## Work order
Among the entries, find the lines with the string "title" and report them.

-------- Source material

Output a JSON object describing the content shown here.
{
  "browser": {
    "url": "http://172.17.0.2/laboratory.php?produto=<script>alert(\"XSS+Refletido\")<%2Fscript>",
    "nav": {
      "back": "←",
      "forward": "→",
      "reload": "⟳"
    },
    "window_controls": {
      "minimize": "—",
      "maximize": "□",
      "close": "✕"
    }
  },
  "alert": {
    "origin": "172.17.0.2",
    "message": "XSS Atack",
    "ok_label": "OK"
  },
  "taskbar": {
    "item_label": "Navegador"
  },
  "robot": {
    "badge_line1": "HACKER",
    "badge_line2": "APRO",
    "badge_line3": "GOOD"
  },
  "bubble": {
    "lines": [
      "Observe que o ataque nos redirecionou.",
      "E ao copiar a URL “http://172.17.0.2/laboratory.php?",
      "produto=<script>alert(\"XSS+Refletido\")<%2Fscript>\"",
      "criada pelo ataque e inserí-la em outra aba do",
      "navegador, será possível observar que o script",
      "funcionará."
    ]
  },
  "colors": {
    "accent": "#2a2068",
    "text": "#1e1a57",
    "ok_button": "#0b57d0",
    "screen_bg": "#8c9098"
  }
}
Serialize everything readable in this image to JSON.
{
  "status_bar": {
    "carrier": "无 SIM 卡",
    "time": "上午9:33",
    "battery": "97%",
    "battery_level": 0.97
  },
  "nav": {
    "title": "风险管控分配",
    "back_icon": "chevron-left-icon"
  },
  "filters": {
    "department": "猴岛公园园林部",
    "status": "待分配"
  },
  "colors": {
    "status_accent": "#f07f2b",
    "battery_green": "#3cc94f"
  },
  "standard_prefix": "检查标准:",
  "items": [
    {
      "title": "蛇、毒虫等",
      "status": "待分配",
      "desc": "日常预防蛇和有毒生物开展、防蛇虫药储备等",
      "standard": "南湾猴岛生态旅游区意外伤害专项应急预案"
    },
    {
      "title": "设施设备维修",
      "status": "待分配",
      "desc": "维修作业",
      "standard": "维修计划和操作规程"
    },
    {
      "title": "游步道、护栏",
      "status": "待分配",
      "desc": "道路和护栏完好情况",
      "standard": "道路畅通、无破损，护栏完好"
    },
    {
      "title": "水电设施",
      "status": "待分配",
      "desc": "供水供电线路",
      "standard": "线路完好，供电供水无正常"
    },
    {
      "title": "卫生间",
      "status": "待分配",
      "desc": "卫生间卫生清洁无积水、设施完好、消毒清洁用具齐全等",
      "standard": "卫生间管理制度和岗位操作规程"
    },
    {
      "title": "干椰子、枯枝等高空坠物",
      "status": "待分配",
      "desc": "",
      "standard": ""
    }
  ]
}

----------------

## Solution to the exercise
    "title": "风险管控分配",
      "title": "蛇、毒虫等",
      "title": "设施设备维修",
      "title": "游步道、护栏",
      "title": "水电设施",
      "title": "卫生间",
      "title": "干椰子、枯枝等高空坠物",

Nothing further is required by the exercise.